Though SCLC likely is the easiest route to approval for picoplatin, the bigger money waits in colorectal cancer, especially if the FOLFOX-plus-picoplatin, or FOL-P regimen, turns out to work just as well but with less peripheral sensory neuropathy (PSN, a side effect common with oxaliplatin) when used as part of FOLFOX. Bristol-Meyers Squibb Co.'s Paraplatin (carboplatin) also brings high rates of neuropathy, nephropathy and ototoxicity, but picoplatin's results so far show only mild to moderate effects in those areas. A physician survey by Lazard Capital Markets found that 60 percent of doctors believe neuropathy-sparing remedies are only "moderately effective" or "not effective" at treating PSN - and 70 percent said they would switch to FOL-P if results merited.
Picoplatin brings only a "very manageable myelosuppression that oncologists can deal with and treat," McMahon told BioWorld Financial Watch. "The time is now to find a platinum that has a more manageable safety profile, and that we can link to Avastin or Erbitux, whatever is going to be moved into a first-line setting."
CIBC World Markets pegged worldwide peak sales of picoplatin for second-line SCLC at about $360 million, with about $200 million in off-label sales in front-line disease and for other cancers, but CIBC noted the numbers "could be conservative" if picoplatin's side-effect profile continues to improve, or if it works better, or both.
"If picoplatin is approved for first-line [colorectal cancer], we would expect an additional $320 million in worldwide sales of the drug in 2013, conservatively," wrote CIBC analyst Bret Holley in a research report.
Picoplatin's history is tangled. The compound came originally from Johnson Matthey plc and the Cancer Research Campaign (a research group in the UK). Johnson Matthey spun out AnorMED Inc. in 1996, and two years later AnorMED granted AstraZeneca plc an exclusive worldwide license to picoplatin. In 2001, after trying picoplatin against solid tumors in Phase I and Phase II trials, AstraZeneca returned all rights to AnorMED.

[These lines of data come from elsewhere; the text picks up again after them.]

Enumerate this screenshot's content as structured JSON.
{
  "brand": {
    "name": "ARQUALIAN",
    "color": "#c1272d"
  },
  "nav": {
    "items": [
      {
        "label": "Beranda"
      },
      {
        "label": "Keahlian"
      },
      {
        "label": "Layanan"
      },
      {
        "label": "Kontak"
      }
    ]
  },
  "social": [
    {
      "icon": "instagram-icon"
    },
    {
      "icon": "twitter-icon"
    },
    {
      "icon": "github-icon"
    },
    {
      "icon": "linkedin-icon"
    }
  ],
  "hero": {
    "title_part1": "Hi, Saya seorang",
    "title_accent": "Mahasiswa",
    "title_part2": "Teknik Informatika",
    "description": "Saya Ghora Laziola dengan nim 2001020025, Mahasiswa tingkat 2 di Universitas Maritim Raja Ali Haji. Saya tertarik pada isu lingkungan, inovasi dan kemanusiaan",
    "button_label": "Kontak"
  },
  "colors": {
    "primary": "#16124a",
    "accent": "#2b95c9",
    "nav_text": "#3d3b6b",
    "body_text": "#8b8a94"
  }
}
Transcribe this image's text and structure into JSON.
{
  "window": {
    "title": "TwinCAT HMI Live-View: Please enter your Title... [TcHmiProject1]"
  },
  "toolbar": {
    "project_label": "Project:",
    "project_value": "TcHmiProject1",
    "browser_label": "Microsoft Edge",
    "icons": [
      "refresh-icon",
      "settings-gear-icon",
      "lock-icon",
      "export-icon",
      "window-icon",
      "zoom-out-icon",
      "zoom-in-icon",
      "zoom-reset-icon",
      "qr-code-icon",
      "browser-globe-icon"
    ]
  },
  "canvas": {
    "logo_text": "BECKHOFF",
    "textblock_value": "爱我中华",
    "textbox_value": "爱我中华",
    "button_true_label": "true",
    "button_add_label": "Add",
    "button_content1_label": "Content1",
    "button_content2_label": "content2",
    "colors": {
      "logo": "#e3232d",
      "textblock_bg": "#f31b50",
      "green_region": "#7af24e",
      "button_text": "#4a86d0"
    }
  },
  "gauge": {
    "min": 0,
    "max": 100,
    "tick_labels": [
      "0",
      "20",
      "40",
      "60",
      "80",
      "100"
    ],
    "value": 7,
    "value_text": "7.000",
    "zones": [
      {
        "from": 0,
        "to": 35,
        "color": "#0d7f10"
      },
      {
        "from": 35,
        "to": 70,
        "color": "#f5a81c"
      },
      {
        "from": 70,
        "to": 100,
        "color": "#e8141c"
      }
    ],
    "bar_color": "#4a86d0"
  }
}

But this probably was no reflection on the drug. At the time, positive late-stage results with AstraZeneca's Iressa (gefitinib) for NSCLC were popping, and the pharma giant most likely wanted to focus on Iressa and the larger market. (AstraZeneca had tried picoplatin in second-line SCLC, with strongly positive results, but still opted not to go ahead.)
Poniard - then known as NeoRx Corp. - licensed picoplatin in 2002, and later negotiated worldwide rights. Genzyme Corp. (which bought AnorMED for $580 million in 2006) stands to get royalties of 5 percent to 9 percent on picoplatin's net sales.
Analysts tend to echo McMahon's optimism about the Phase III pivotal study in SCLC. "It's a clean registrational trial," he said. "When you go up against no-chemo, it reduces your risk substantially."